“We’re really interested in figuring out unknown factors in psychological disorders and in differences between male and female brain development as it relates to autism, ADHD and other disorders,” Lenz said.

To study the effects of allergies on offspring, researchers sensitized female rats to ovalbumin (found in egg whites) before pregnancy. Then, 15 days into their pregnancies, they exposed them to the allergen, prompting an immune response in the animals.

They analyzed whether prenatal allergen exposure changed the number and behavior of immune cells in the developing brain of offspring. They explored possible changes in young rats’ physical activity, anxiety-like behavior, ability to learn and sociability. And they examined the density of dendritic spines in the juvenile animals’ brains. The spines protrude from neurons and are vital to cellular-level communication in the brain.

Rats exposed to allergens before birth had higher levels of immune cells called mast cells in the brain and lower numbers of immune cells called microglia, regardless of the animals’ gender.

Animals with allergic mothers were hyperactive, but had lower levels of anxiety-like behavior. When they interacted with other juvenile rats, the males in the allergen group were less likely to roughhouse with their peers.

“Young rats engage in social play and males are more rough and tumble and usually play much more than females,” Lenz said.

“The males born to the allergen-exposed mothers looked more like females. They were more socially reserved. They were really hyperactive, but socially disengaged. That looks a bit like ADHD.”

And when the researchers looked at the animals’ ability to be mentally flexible, the rats born to allergic mothers had a tougher time, Lenz said.

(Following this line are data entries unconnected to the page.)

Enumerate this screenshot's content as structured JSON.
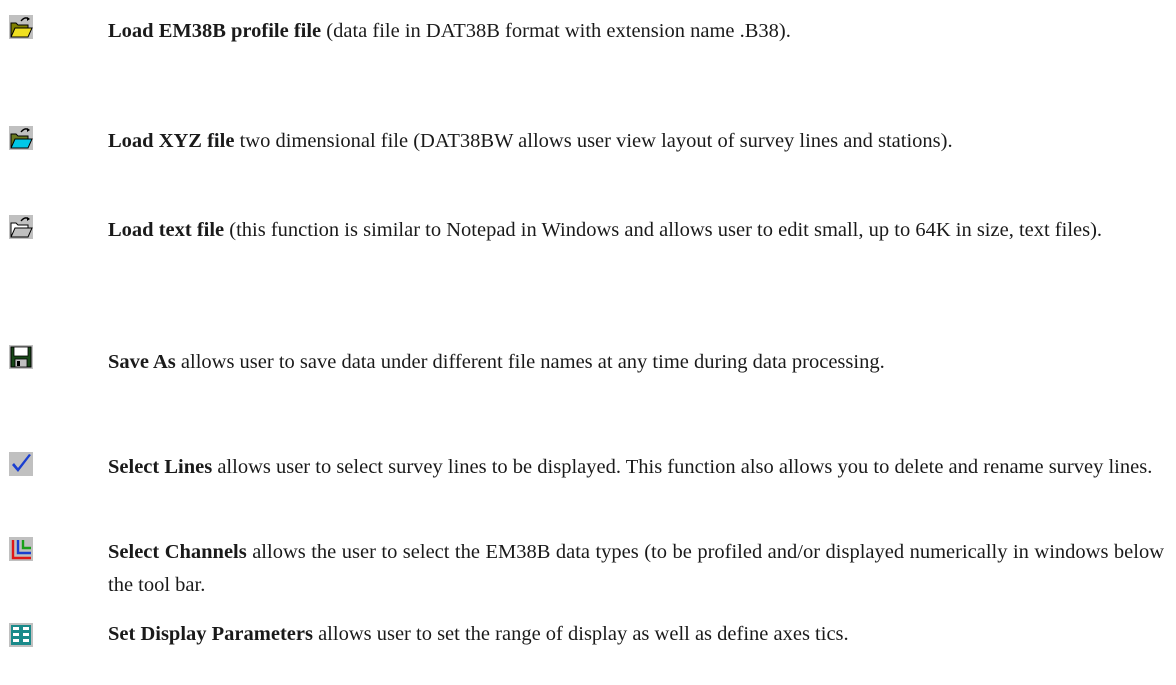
{
  "items": [
    {
      "icon": "open-folder-icon",
      "title": "Load EM38B profile file",
      "text": " (data file in DAT38B format with extension name .B38)."
    },
    {
      "icon": "open-folder-cyan-icon",
      "title": "Load XYZ file",
      "text": " two dimensional file (DAT38BW allows user view layout of survey lines and stations)."
    },
    {
      "icon": "open-folder-gray-icon",
      "title": "Load text file",
      "text": " (this function is similar to Notepad in Windows and allows user to edit small, up to 64K in size, text files)."
    },
    {
      "icon": "save-disk-icon",
      "title": "Save As",
      "text": " allows user to save data under different file names at any time during data processing."
    },
    {
      "icon": "checkmark-icon",
      "title": "Select Lines",
      "text": " allows user to select survey lines to be displayed.  This function also allows you to delete and rename survey lines."
    },
    {
      "icon": "channels-icon",
      "title": "Select Channels",
      "text": " allows the user to select the EM38B data types (to be profiled and/or displayed numerically in windows below the tool bar."
    },
    {
      "icon": "display-parameters-icon",
      "title": "Set Display Parameters",
      "text": " allows user to set the range of display as well as define axes tics."
    }
  ],
  "colors": {
    "folder_yellow": "#f0e020",
    "folder_olive": "#8a8a00",
    "folder_cyan": "#00c8e8",
    "disk_green": "#184818",
    "check_blue": "#1a3fd0",
    "channel_red": "#e01818",
    "channel_blue": "#1a3fd0",
    "grid_teal": "#1a8a8a"
  }
}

“They have to use rules to find a reward — a Cheerio in a terracotta pot — and the rules we give them keep shifting,” Lenz said, explaining that in one test the treat might be in a pot covered in sandpaper and in another test it might be in a pot covered in velvet.

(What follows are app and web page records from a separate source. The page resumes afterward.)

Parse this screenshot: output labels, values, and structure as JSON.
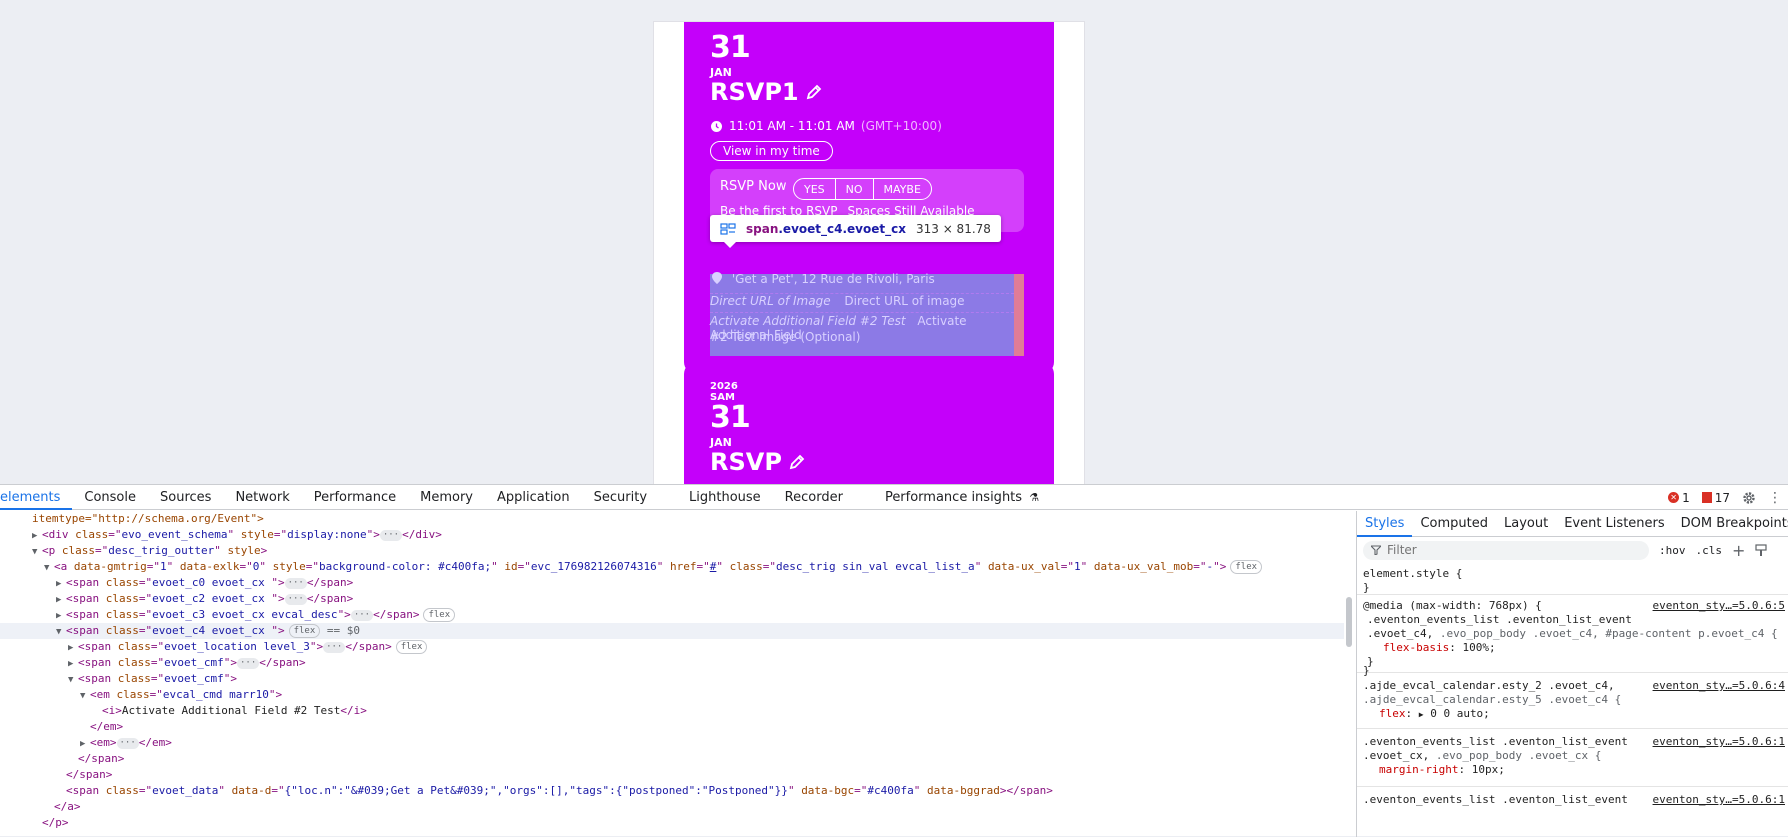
{
  "page_preview": {
    "card1": {
      "day": "31",
      "month": "JAN",
      "title": "RSVP1",
      "time": "11:01 AM - 11:01 AM",
      "timezone": "(GMT+10:00)",
      "view_button": "View in my time",
      "rsvp_label": "RSVP Now",
      "rsvp_options": [
        "YES",
        "NO",
        "MAYBE"
      ],
      "rsvp_first": "Be the first to RSVP",
      "rsvp_spaces": "Spaces Still Available",
      "location": "'Get a Pet', 12 Rue de Rivoli, Paris",
      "field1_label": "Direct URL of Image",
      "field1_value": "Direct URL of image",
      "field2_label": "Activate Additional Field #2 Test",
      "field2_value_a": "Activate Additional Field",
      "field2_value_b": "#2 Test Image (Optional)"
    },
    "card2": {
      "year": "2026",
      "weekday": "SAM",
      "day": "31",
      "month": "JAN",
      "title": "RSVP"
    },
    "card_color": "#c400fa",
    "tooltip": {
      "tag": "span",
      "classes": ".evoet_c4.evoet_cx",
      "dimensions": "313 × 81.78"
    }
  },
  "devtools": {
    "tabs": [
      "elements",
      "Console",
      "Sources",
      "Network",
      "Performance",
      "Memory",
      "Application",
      "Security",
      "Lighthouse",
      "Recorder",
      "Performance insights"
    ],
    "active_tab": "elements",
    "error_count": "1",
    "warning_count": "17",
    "dom": {
      "l0_text": "itemtype=\"http://schema.org/Event\">",
      "l1_attr_class": "evo_event_schema",
      "l1_attr_style": "display:none",
      "l2_class": "desc_trig_outter",
      "l3_gmtrig": "1",
      "l3_exlk": "0",
      "l3_style": "background-color: #c400fa;",
      "l3_id": "evc_176982126074316",
      "l3_href": "#",
      "l3_class": "desc_trig sin_val evcal_list_a",
      "l3_uxval": "1",
      "l3_uxmob": "-",
      "l4_class": "evoet_c0 evoet_cx ",
      "l5_class": "evoet_c2 evoet_cx ",
      "l6_class": "evoet_c3 evoet_cx evcal_desc",
      "l7_class": "evoet_c4 evoet_cx ",
      "l8_class": "evoet_location level_3",
      "l9_class": "evoet_cmf",
      "l10_class": "evoet_cmf",
      "l11_class": "evcal_cmd marr10",
      "l12_text": "Activate Additional Field #2 Test",
      "l16_class": "evoet_data",
      "l16_d": "{\"loc.n\":\"&#039;Get a Pet&#039;\",\"orgs\":[],\"tags\":{\"postponed\":\"Postponed\"}}",
      "l16_bgc": "#c400fa",
      "badge_flex": "flex",
      "selected_marker": "== $0"
    },
    "styles": {
      "tabs": [
        "Styles",
        "Computed",
        "Layout",
        "Event Listeners",
        "DOM Breakpoints"
      ],
      "active_tab": "Styles",
      "filter_placeholder": "Filter",
      "hov": ":hov",
      "cls": ".cls",
      "rule0_selector": "element.style {",
      "rule1_media": "@media (max-width: 768px) {",
      "rule1_sel_a": ".eventon_events_list .eventon_list_event",
      "rule1_sel_b": ".evoet_c4,",
      "rule1_sel_b_dim": " .evo_pop_body .evoet_c4, #page-content p.evoet_c4 {",
      "rule1_prop": "flex-basis",
      "rule1_val": "100%;",
      "rule1_src": "eventon_sty…=5.0.6:5",
      "rule2_sel_a": ".ajde_evcal_calendar.esty_2 .evoet_c4,",
      "rule2_sel_b": ".ajde_evcal_calendar.esty_5 .evoet_c4 {",
      "rule2_prop": "flex",
      "rule2_val": "0 0 auto;",
      "rule2_src": "eventon_sty…=5.0.6:4",
      "rule3_sel_a": ".eventon_events_list .eventon_list_event",
      "rule3_sel_b": ".evoet_cx,",
      "rule3_sel_b_dim": " .evo_pop_body .evoet_cx {",
      "rule3_prop": "margin-right",
      "rule3_val": "10px;",
      "rule3_src": "eventon_sty…=5.0.6:1",
      "rule4_sel_a": ".eventon_events_list .eventon_list_event",
      "rule4_src": "eventon_sty…=5.0.6:1"
    }
  }
}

The rats in the allergen group weren’t as capable of adapting to the changing parameters of the test, and the males had deficits that were more significant than the females.

Early data from the study shows that the dendritic spines — the points of synaptic connection between cells in the frontal cortex of the animals’ brains — were decreased in males with allergy exposure and increased in their female counterparts.